In the Google v. Epic games case, it appears Google doesn’t want the world to know about its billing arrangement with Spotify.

The Verge has been keeping track of this court case, with Google attorney Glenn Pomerantz suggesting the court should seal portions of its User Choice Billing agreement with Spotify. That billing agreement allows Spotify to use its own billing system—while still giving Google a (smaller than 30%) cut.

“Disclosure of the Spotify deal would be very, very detrimental for the negotiation we’d be having with those other parties,” Pomerantz told the court. The attorney failed to elaborate on who those ‘other parties’ are, but both Epic Games and Amazon have adjusted how they do business on the Android platform. Epic Games removed Fortnite from the Google Play Store, while Amazon has made digital items like books, movies, and music unavailable for purchase on its apps.
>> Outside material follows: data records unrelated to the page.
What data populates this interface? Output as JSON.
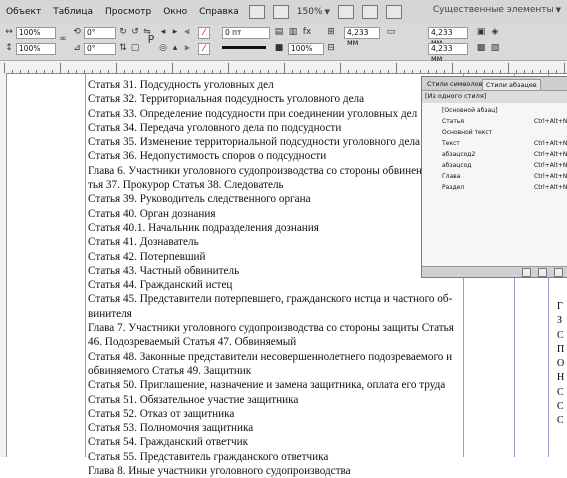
{
  "menubar": {
    "items": [
      "Объект",
      "Таблица",
      "Просмотр",
      "Окно",
      "Справка"
    ],
    "zoom": "150%",
    "workspace": "Существенные элементы"
  },
  "controlbar": {
    "scale_x": "100%",
    "scale_y": "100%",
    "rotate": "0°",
    "shear": "0°",
    "w_value": "4,233 мм",
    "h_value": "4,233 мм",
    "stroke_value": "0 пт",
    "opacity": "100%"
  },
  "document": {
    "lines": [
      "Статья 31. Подсудность уголовных дел",
      "Статья 32. Территориальная подсудность уголовного дела",
      "Статья 33. Определение подсудности при соединении уголовных дел",
      "Статья 34. Передача уголовного дела по подсудности",
      "Статья 35. Изменение территориальной подсудности уголовного дела",
      "Статья 36. Недопустимость споров о подсудности",
      "Глава 6. Участники уголовного судопроизводства со стороны обвинения Ста",
      "тья 37. Прокурор Статья 38. Следователь",
      "Статья 39. Руководитель следственного органа",
      "Статья 40. Орган дознания",
      "Статья 40.1. Начальник подразделения дознания",
      "Статья 41. Дознаватель",
      "Статья 42. Потерпевший",
      "Статья 43. Частный обвинитель",
      "Статья 44. Гражданский истец",
      "Статья 45. Представители потерпевшего, гражданского истца и частного об-",
      "винителя",
      "Глава 7. Участники уголовного судопроизводства со стороны защиты Статья",
      "46. Подозреваемый Статья 47. Обвиняемый",
      "Статья 48. Законные представители несовершеннолетнего подозреваемого и",
      "обвиняемого Статья 49. Защитник",
      "Статья 50. Приглашение, назначение и замена защитника, оплата его труда",
      "Статья 51. Обязательное участие защитника",
      "Статья 52. Отказ от защитника",
      "Статья 53. Полномочия защитника",
      "Статья 54. Гражданский ответчик",
      "Статья 55. Представитель гражданского ответчика",
      "Глава 8. Иные участники уголовного судопроизводства"
    ],
    "right_fragments": [
      "Г",
      "З",
      "С",
      "П",
      "О",
      "Н",
      "С",
      "С",
      "С"
    ]
  },
  "styles_panel": {
    "tab_char": "Стили символов",
    "tab_para": "Стили абзацев",
    "current": "[Из одного стиля]",
    "rows": [
      {
        "name": "[Основной абзац]",
        "shortcut": ""
      },
      {
        "name": "Статья",
        "shortcut": "Ctrl+Alt+Num"
      },
      {
        "name": "Основной текст",
        "shortcut": ""
      },
      {
        "name": "Текст",
        "shortcut": "Ctrl+Alt+Num"
      },
      {
        "name": "абзацсод2",
        "shortcut": "Ctrl+Alt+Num"
      },
      {
        "name": "абзацсод",
        "shortcut": "Ctrl+Alt+Num"
      },
      {
        "name": "Глава",
        "shortcut": "Ctrl+Alt+Num"
      },
      {
        "name": "Раздел",
        "shortcut": "Ctrl+Alt+Num"
      }
    ]
  }
}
The move comes as Epic fights Google and Apple on the 30% tax both Big Tech companies charge for the use of their app stores. Both Epic and Spotify signed onto the Coalition for App Fairness lobbying group—but Spotify got some special perks in 2022 from Google.

Google unveiled a limited pilot program it called ‘User Choice Billing,’ allowing certain apps to bypass the 30% fee Google collects on subscriptions in Android apps. At the time, Google said UCB developers would pay ‘4% less’ or 26% instead of 30%. Epic’s lawyers point out that this rate is not necessarily accurate.
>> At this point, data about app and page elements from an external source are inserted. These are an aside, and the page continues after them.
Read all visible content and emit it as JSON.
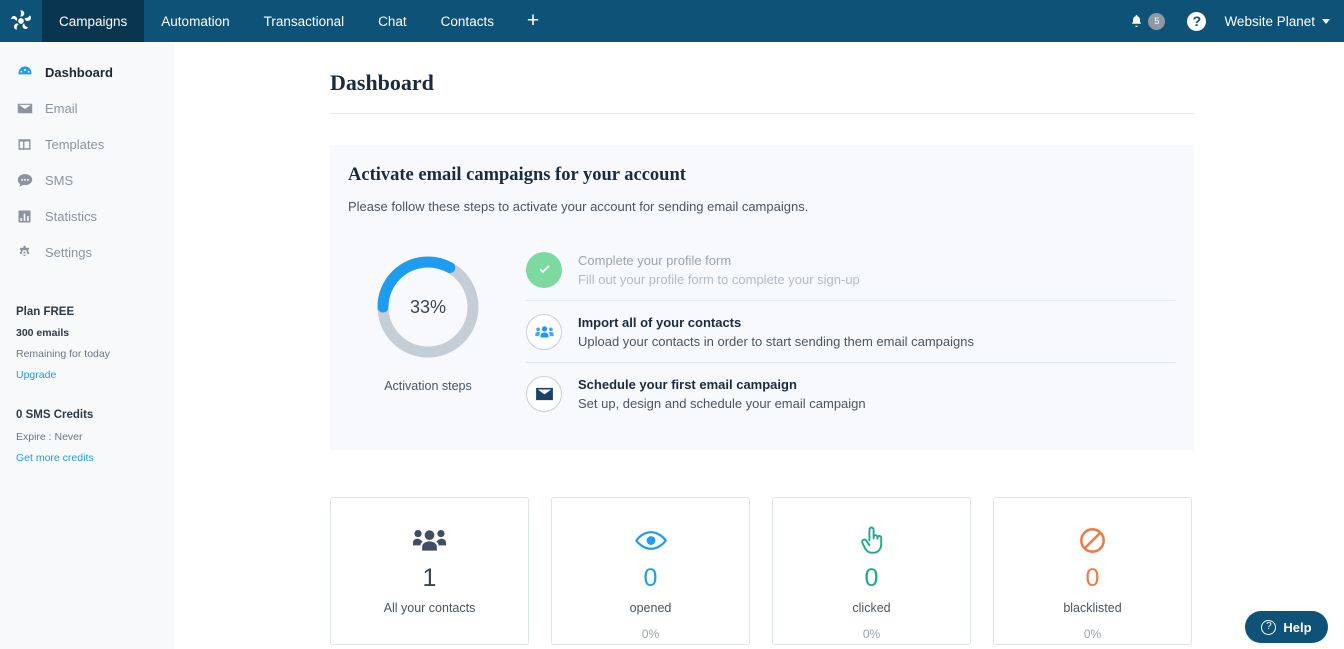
{
  "header": {
    "logo": "pinwheel-logo",
    "tabs": [
      {
        "label": "Campaigns",
        "active": true
      },
      {
        "label": "Automation",
        "active": false
      },
      {
        "label": "Transactional",
        "active": false
      },
      {
        "label": "Chat",
        "active": false
      },
      {
        "label": "Contacts",
        "active": false
      }
    ],
    "add_label": "+",
    "notification_count": "5",
    "help_label": "?",
    "account_name": "Website Planet"
  },
  "sidebar": {
    "items": [
      {
        "label": "Dashboard",
        "icon": "dashboard-icon",
        "active": true
      },
      {
        "label": "Email",
        "icon": "envelope-icon",
        "active": false
      },
      {
        "label": "Templates",
        "icon": "templates-icon",
        "active": false
      },
      {
        "label": "SMS",
        "icon": "chat-bubble-icon",
        "active": false
      },
      {
        "label": "Statistics",
        "icon": "bar-chart-icon",
        "active": false
      },
      {
        "label": "Settings",
        "icon": "gear-icon",
        "active": false
      }
    ],
    "plan": {
      "title": "Plan FREE",
      "emails": "300 emails",
      "remaining": "Remaining for today",
      "upgrade_link": "Upgrade"
    },
    "sms": {
      "title": "0 SMS Credits",
      "expire": "Expire : Never",
      "credits_link": "Get more credits"
    }
  },
  "main": {
    "page_title": "Dashboard",
    "panel": {
      "title": "Activate email campaigns for your account",
      "subtitle": "Please follow these steps to activate your account for sending email campaigns.",
      "progress": {
        "percent_label": "33%",
        "percent_value": 33,
        "label": "Activation steps",
        "arc_color": "#1f9bf0",
        "track_color": "#c5cdd6"
      },
      "steps": [
        {
          "title": "Complete your profile form",
          "desc": "Fill out your profile form to complete your sign-up",
          "icon": "check-icon",
          "state": "completed"
        },
        {
          "title": "Import all of your contacts",
          "desc": "Upload your contacts in order to start sending them email campaigns",
          "icon": "contacts-icon",
          "state": "pending"
        },
        {
          "title": "Schedule your first email campaign",
          "desc": "Set up, design and schedule your email campaign",
          "icon": "envelope-icon",
          "state": "pending"
        }
      ]
    },
    "cards": [
      {
        "icon": "people-group-icon",
        "value": "1",
        "label": "All your contacts",
        "percent": "",
        "color": "#414e62"
      },
      {
        "icon": "eye-icon",
        "value": "0",
        "label": "opened",
        "percent": "0%",
        "color": "#1f9bf0"
      },
      {
        "icon": "pointing-hand-icon",
        "value": "0",
        "label": "clicked",
        "percent": "0%",
        "color": "#1bab8a"
      },
      {
        "icon": "blocked-icon",
        "value": "0",
        "label": "blacklisted",
        "percent": "0%",
        "color": "#ef7a45"
      }
    ]
  },
  "help_widget": {
    "label": "Help",
    "icon_label": "?"
  }
}
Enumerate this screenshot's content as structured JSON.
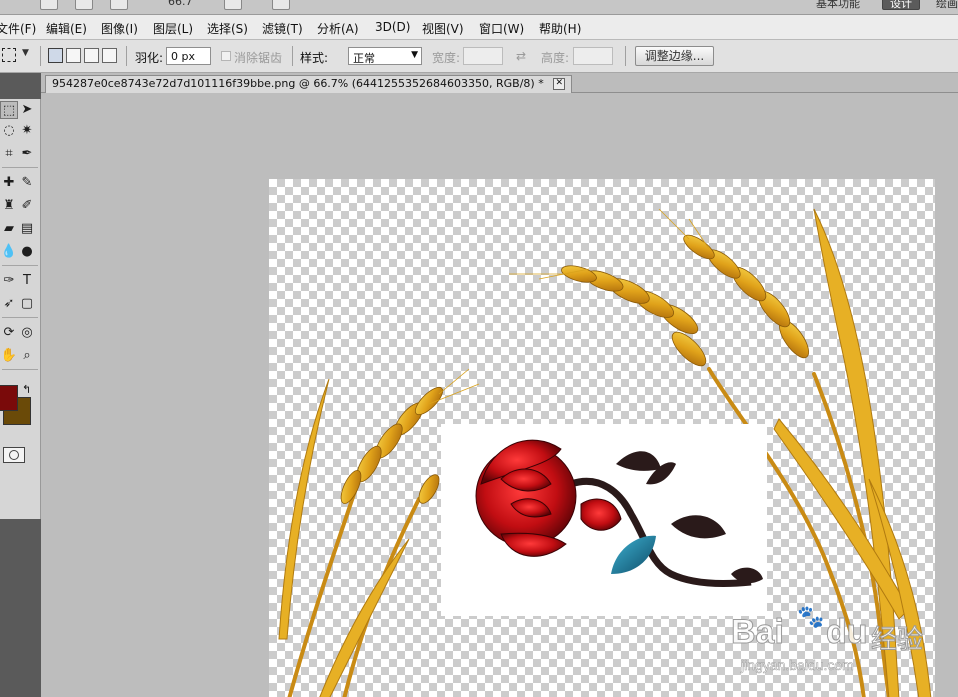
{
  "appbar": {
    "zoom": "66.7",
    "workspace_basic": "基本功能",
    "workspace_design": "设计",
    "workspace_paint": "绘画"
  },
  "menu": [
    "文件(F)",
    "编辑(E)",
    "图像(I)",
    "图层(L)",
    "选择(S)",
    "滤镜(T)",
    "分析(A)",
    "3D(D)",
    "视图(V)",
    "窗口(W)",
    "帮助(H)"
  ],
  "options": {
    "feather_label": "羽化:",
    "feather_value": "0 px",
    "antialias_label": "消除锯齿",
    "style_label": "样式:",
    "style_value": "正常",
    "width_label": "宽度:",
    "height_label": "高度:",
    "refine_edge": "调整边缘..."
  },
  "document": {
    "tab_title": "954287e0ce8743e72d7d101116f39bbe.png @ 66.7% (6441255352684603350, RGB/8) *"
  },
  "tools": [
    "marquee-icon",
    "move-icon",
    "lasso-icon",
    "magic-wand-icon",
    "crop-icon",
    "eyedropper-icon",
    "healing-icon",
    "brush-icon",
    "clone-stamp-icon",
    "history-brush-icon",
    "eraser-icon",
    "gradient-icon",
    "blur-icon",
    "dodge-icon",
    "pen-icon",
    "type-icon",
    "path-select-icon",
    "shape-icon",
    "3d-rotate-icon",
    "3d-orbit-icon",
    "hand-icon",
    "zoom-icon"
  ],
  "colors": {
    "foreground": "#7a0a0a",
    "background": "#6a4a08",
    "accent": "#5b5b5b"
  },
  "watermark": {
    "brand_bai": "Bai",
    "brand_du": "du",
    "brand_jingyan": "经验",
    "url": "jingyan.baidu.com"
  }
}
“There is a rate set much lower than the rates you’ve been hearing about at trial, and that’s going to be an important part of what you’re going to be hearing about,” Epic’s lawyer Gary Bornstein told the judge in the case. That rate is likely closer to 15%, which is the new rate for ‘small-time’ developers who earn less than $1 million a year.

The problem comes from Epic Games seeking to argue that neither Apple nor Google should receive any fee from sales in the App Store. Courts are generally reluctant to tell a business how to set pricing guidelines, but even the judge in the Apple case felt that the 30% ask was high. Meanwhile, Spotify’s billing deal with Google has expanded to more than 140 markets across the globe.
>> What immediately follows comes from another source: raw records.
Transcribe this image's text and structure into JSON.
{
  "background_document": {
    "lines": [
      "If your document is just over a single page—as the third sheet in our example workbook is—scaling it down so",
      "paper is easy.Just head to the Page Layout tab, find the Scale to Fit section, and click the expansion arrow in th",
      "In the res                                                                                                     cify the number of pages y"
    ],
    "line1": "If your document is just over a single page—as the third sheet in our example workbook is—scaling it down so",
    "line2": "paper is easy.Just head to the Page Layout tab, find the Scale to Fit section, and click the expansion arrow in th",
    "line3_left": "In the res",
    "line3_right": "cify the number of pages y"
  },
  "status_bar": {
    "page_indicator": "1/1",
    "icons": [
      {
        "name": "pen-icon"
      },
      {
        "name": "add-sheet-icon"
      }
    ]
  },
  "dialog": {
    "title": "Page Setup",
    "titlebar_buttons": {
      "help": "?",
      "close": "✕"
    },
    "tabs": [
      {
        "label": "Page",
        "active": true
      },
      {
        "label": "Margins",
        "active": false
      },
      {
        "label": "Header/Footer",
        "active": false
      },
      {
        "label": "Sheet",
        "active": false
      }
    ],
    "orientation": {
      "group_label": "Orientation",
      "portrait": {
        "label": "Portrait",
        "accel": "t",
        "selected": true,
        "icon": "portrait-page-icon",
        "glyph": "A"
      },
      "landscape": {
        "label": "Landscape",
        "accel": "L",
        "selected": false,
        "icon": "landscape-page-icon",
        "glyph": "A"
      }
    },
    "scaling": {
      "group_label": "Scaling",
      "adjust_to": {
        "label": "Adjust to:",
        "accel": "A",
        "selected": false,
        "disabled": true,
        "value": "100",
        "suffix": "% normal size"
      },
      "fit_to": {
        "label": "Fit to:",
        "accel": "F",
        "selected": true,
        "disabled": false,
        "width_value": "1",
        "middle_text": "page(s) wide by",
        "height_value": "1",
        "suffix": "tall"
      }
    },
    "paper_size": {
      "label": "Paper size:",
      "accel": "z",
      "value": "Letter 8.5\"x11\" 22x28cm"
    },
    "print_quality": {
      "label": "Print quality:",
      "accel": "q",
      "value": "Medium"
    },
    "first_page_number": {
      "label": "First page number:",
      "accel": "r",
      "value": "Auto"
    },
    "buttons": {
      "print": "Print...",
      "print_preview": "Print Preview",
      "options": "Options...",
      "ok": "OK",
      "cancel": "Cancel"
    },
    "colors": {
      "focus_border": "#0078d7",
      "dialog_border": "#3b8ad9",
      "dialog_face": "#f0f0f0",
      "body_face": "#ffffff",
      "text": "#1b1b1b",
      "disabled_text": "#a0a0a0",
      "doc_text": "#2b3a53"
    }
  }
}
Google rolled out the program in March 2022 with Spotify as the initial partner—but it’s unclear if anyone else is exploring the offering. Google has not clarified which other developers are lined up for future tests, but notes Spotify is a ‘natural first partner’ on the effort as one of the world’s largest subscription services with a global footprint. In South Korea where Google has been forced to permit alternative billing systems by regulation—it only reduced its commission fees by 4% (about what a payment processor takes).